In today’s SpeakUp post, Janelle Hite shares the story of her son’s illuminating experience with AAC in the classroom and the powerful impact it had on their #AACFamily.
Our eleven-year-old boy, Logan, is no stranger to dreaming big things, not only for himself but his brothers, Nathan and Owen, too. As Logan’s parents, we believe in the importance of serving others in cross-cultural experiences, so when Logan was just one year old, we took him on his first trip to China. By the time Logan was three, he had traveled to China three times, spending a total of six months there. When his brothers were born, we wanted all our children to share in serving.

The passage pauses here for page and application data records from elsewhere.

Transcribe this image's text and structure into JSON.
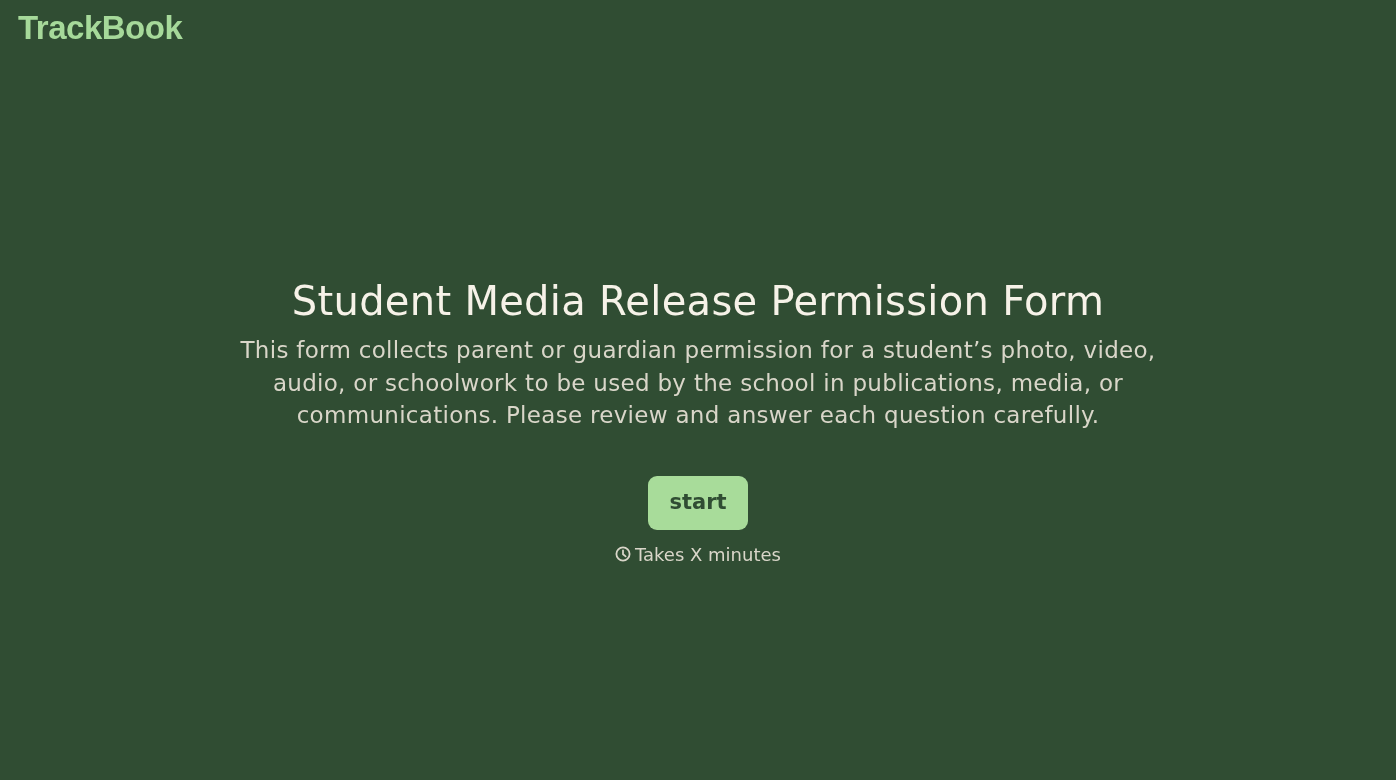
{
  "brand": {
    "logo": "TrackBook"
  },
  "intro": {
    "title": "Student Media Release Permission Form",
    "description": "This form collects parent or guardian permission for a student’s photo, video, audio, or schoolwork to be used by the school in publications, media, or communications. Please review and answer each question carefully.",
    "start_button": "start",
    "duration": "Takes X minutes"
  }
}
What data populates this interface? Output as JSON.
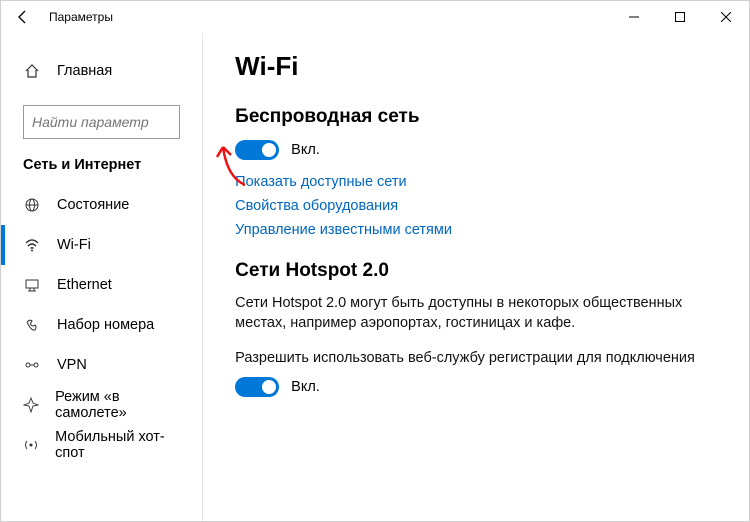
{
  "window": {
    "title": "Параметры"
  },
  "sidebar": {
    "home": "Главная",
    "search_placeholder": "Найти параметр",
    "category": "Сеть и Интернет",
    "items": [
      {
        "label": "Состояние"
      },
      {
        "label": "Wi-Fi"
      },
      {
        "label": "Ethernet"
      },
      {
        "label": "Набор номера"
      },
      {
        "label": "VPN"
      },
      {
        "label": "Режим «в самолете»"
      },
      {
        "label": "Мобильный хот-спот"
      }
    ]
  },
  "main": {
    "heading": "Wi-Fi",
    "section_wifi": "Беспроводная сеть",
    "toggle_wifi_label": "Вкл.",
    "link_show_networks": "Показать доступные сети",
    "link_hw_props": "Свойства оборудования",
    "link_known_nets": "Управление известными сетями",
    "section_hotspot": "Сети Hotspot 2.0",
    "hotspot_desc": "Сети Hotspot 2.0 могут быть доступны в некоторых общественных местах, например аэропортах, гостиницах и кафе.",
    "hotspot_allow": "Разрешить использовать веб-службу регистрации для подключения",
    "toggle_hotspot_label": "Вкл."
  }
}
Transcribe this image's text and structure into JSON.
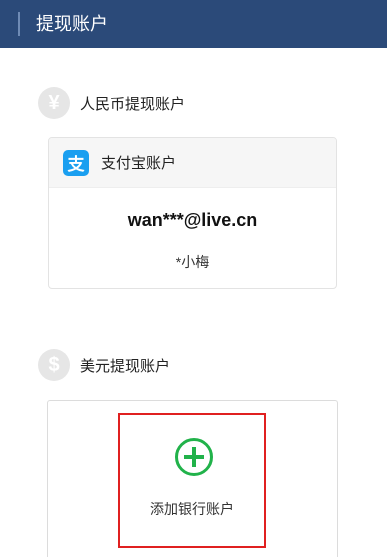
{
  "header": {
    "title": "提现账户"
  },
  "cny_section": {
    "icon": "yen-icon",
    "icon_glyph": "¥",
    "title": "人民币提现账户",
    "card": {
      "provider_icon": "alipay-icon",
      "provider_glyph": "支",
      "provider": "支付宝账户",
      "email": "wan***@live.cn",
      "name": "*小梅"
    }
  },
  "usd_section": {
    "icon": "dollar-icon",
    "icon_glyph": "$",
    "title": "美元提现账户",
    "add_button": {
      "icon": "plus-circle-icon",
      "label": "添加银行账户"
    }
  },
  "colors": {
    "header_bg": "#2b4a79",
    "alipay_blue": "#1a9ff0",
    "add_green": "#21b24a",
    "highlight_red": "#e02020"
  }
}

As a family, we traveled to Lebanon, where their dad designed one of the first inclusion schools in the Middle East, and later to Ukraine, to adopt their then-eight-year-old sister. We have also taken two trips to Ecuador, both to help with church construction – one in the Andes and one in the jungle. In all of these settings, Logan has been a part of sharing the love he has for his brothers with the people of these different cultural settings and the knowledge that they were made perfectly just the way they are.

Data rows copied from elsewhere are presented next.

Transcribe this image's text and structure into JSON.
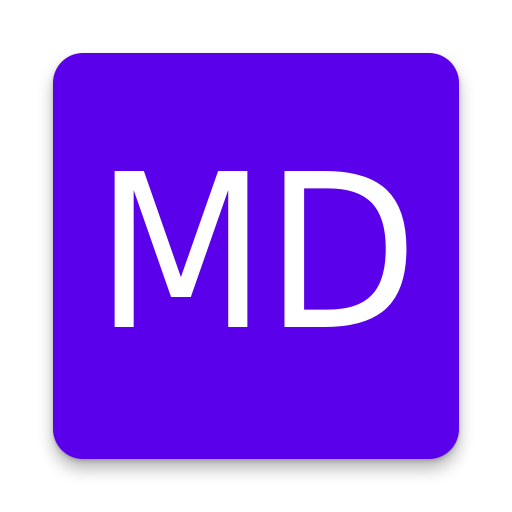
{
  "app_icon": {
    "text": "MD",
    "background_color": "#5B00EA",
    "text_color": "#FFFFFF"
  }
}
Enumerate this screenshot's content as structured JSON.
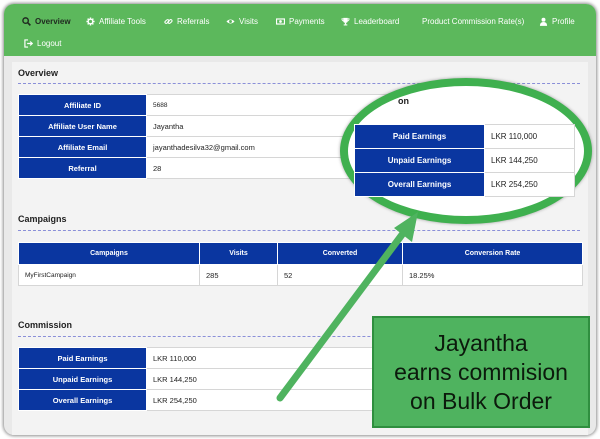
{
  "nav": {
    "items": [
      {
        "label": "Overview",
        "icon": "search-icon",
        "active": true
      },
      {
        "label": "Affiliate Tools",
        "icon": "gear-icon"
      },
      {
        "label": "Referrals",
        "icon": "link-icon"
      },
      {
        "label": "Visits",
        "icon": "eye-icon"
      },
      {
        "label": "Payments",
        "icon": "money-icon"
      },
      {
        "label": "Leaderboard",
        "icon": "trophy-icon"
      },
      {
        "label": "Product Commission Rate(s)",
        "icon": ""
      },
      {
        "label": "Profile",
        "icon": "user-icon"
      },
      {
        "label": "Logout",
        "icon": "logout-icon"
      }
    ]
  },
  "overview": {
    "title": "Overview",
    "rows": [
      {
        "key": "Affiliate ID",
        "value": "5688"
      },
      {
        "key": "Affiliate User Name",
        "value": "Jayantha"
      },
      {
        "key": "Affiliate Email",
        "value": "jayanthadesilva32@gmail.com"
      },
      {
        "key": "Referral",
        "value": "28"
      }
    ]
  },
  "earnings_highlight": {
    "title_fragment": "on",
    "rows": [
      {
        "key": "Paid Earnings",
        "value": "LKR 110,000"
      },
      {
        "key": "Unpaid Earnings",
        "value": "LKR 144,250"
      },
      {
        "key": "Overall Earnings",
        "value": "LKR 254,250"
      }
    ]
  },
  "campaigns": {
    "title": "Campaigns",
    "headers": [
      "Campaigns",
      "Visits",
      "Converted",
      "Conversion Rate"
    ],
    "rows": [
      [
        "MyFirstCampaign",
        "285",
        "52",
        "18.25%"
      ]
    ]
  },
  "commission": {
    "title": "Commission",
    "rows": [
      {
        "key": "Paid Earnings",
        "value": "LKR 110,000"
      },
      {
        "key": "Unpaid Earnings",
        "value": "LKR 144,250"
      },
      {
        "key": "Overall Earnings",
        "value": "LKR 254,250"
      }
    ]
  },
  "callout": {
    "line1": "Jayantha",
    "line2": "earns commision",
    "line3": "on Bulk Order"
  },
  "colors": {
    "navbar": "#5cb85c",
    "table_header": "#0a36a0",
    "highlight_green": "#3fb04f"
  }
}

At home, the boys love to participate in sports, playing Miracle League Baseball and swimming. They also enjoy watching sports and cheering on their favorite teams. Nathan’s favorite is Clemson and Owen likes Georgia Tech. When we watch college football, we often talk about the day when the three boys will go off to college and where they may each go.
Our family may look a little different that you imagine. Nathan and Owen move around with the assistance of wheelchairs, gait trainers or a walker and they communicate by using augmentative and alternative communication (AAC). Owen uses a 15” dynamic display speech generating device (SGD) with eye gaze capabilities and Nathan uses a 10” dynamic display device by another manufacturer. Nathan also listens through his cochlear implants.

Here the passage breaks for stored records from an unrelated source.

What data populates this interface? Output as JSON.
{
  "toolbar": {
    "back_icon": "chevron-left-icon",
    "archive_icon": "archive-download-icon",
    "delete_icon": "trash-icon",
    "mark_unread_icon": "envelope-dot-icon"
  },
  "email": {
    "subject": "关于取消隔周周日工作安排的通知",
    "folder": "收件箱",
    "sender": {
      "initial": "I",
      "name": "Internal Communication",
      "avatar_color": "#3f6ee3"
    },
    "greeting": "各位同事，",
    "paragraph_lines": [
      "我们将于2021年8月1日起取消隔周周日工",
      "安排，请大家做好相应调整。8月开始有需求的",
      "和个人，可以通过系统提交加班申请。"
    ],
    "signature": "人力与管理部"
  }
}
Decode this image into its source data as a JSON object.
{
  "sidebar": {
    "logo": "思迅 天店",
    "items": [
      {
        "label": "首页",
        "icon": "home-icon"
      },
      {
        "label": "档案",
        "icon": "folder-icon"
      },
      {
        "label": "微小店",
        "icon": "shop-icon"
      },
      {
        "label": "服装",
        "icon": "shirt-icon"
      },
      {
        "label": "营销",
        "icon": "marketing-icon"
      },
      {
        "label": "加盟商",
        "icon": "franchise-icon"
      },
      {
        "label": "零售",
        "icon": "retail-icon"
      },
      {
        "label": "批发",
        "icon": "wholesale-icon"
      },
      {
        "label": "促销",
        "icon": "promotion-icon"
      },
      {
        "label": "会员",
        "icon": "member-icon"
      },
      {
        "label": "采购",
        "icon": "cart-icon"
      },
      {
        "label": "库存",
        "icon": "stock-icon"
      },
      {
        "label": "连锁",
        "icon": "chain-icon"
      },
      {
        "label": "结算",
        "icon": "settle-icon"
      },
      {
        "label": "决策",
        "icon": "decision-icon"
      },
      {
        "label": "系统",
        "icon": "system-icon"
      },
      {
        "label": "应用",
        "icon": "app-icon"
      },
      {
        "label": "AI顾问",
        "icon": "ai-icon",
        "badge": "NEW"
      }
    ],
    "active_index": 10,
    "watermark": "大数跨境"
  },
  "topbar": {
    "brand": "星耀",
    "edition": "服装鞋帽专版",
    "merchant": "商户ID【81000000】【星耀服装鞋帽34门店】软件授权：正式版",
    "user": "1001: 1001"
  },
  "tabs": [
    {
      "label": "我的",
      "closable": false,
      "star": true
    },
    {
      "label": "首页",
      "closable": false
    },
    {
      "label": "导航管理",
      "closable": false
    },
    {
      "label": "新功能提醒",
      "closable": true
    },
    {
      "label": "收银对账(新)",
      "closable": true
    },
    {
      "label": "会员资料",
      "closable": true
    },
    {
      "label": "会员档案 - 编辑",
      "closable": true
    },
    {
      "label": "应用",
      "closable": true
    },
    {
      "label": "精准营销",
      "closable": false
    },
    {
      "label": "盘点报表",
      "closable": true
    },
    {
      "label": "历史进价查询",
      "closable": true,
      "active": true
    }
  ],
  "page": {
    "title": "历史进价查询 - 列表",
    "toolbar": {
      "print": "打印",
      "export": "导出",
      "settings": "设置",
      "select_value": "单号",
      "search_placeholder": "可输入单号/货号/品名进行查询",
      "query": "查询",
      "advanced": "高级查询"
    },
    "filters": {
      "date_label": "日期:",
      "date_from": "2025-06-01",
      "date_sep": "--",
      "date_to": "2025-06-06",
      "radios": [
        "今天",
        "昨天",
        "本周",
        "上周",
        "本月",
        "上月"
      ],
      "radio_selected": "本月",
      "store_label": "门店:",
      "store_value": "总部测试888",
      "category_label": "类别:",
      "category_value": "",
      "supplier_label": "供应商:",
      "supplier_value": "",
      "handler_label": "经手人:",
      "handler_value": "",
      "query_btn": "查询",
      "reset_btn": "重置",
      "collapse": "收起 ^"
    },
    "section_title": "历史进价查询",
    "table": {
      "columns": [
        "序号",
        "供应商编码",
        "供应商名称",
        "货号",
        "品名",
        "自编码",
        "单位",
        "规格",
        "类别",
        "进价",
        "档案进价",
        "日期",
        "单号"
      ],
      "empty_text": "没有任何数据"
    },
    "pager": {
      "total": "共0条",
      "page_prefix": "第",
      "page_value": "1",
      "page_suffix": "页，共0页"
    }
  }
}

In addition to being a parent, I am currently pursuing my Masters of Education in Assistive Technology from George Mason University. One evening when I sat down to watch an online lecture by Yoosun Chung, Logan was doing his homework nearby and overheard the introduction. In this introduction, Professor Chung mentioned that she had cerebral palsy and was speaking through a communication device. Logan paused and asked, “Mom, did your instructor say she uses an augmentative communication device?” I said, “yes, buddy. Why?” He said, “I can’t tell you now because I will cry.” About an hour later he came to me and said, “I am so excited your teacher uses an augmentative device, because now I can really see an example of how my brothers can do something great with their lives too.” He loves his brothers and always talks about them going to college, but I think this was the first time he learned of someone using a communication device and being so successful in their career. Through Logan’s life experiences, he is able to dream big dreams for himself and his brothers.
Janelle Hite is a mother of five: including one deceased and one adopted. She and her husband, Preston, married in 2001. Before motherhood, Janelle had a career in television, which she traded to be a full-time mom. She is now pursuing her Masters of Education in Assistive Technology from George Mason University, online.
Jill E Senner, PhD, CCC-SLP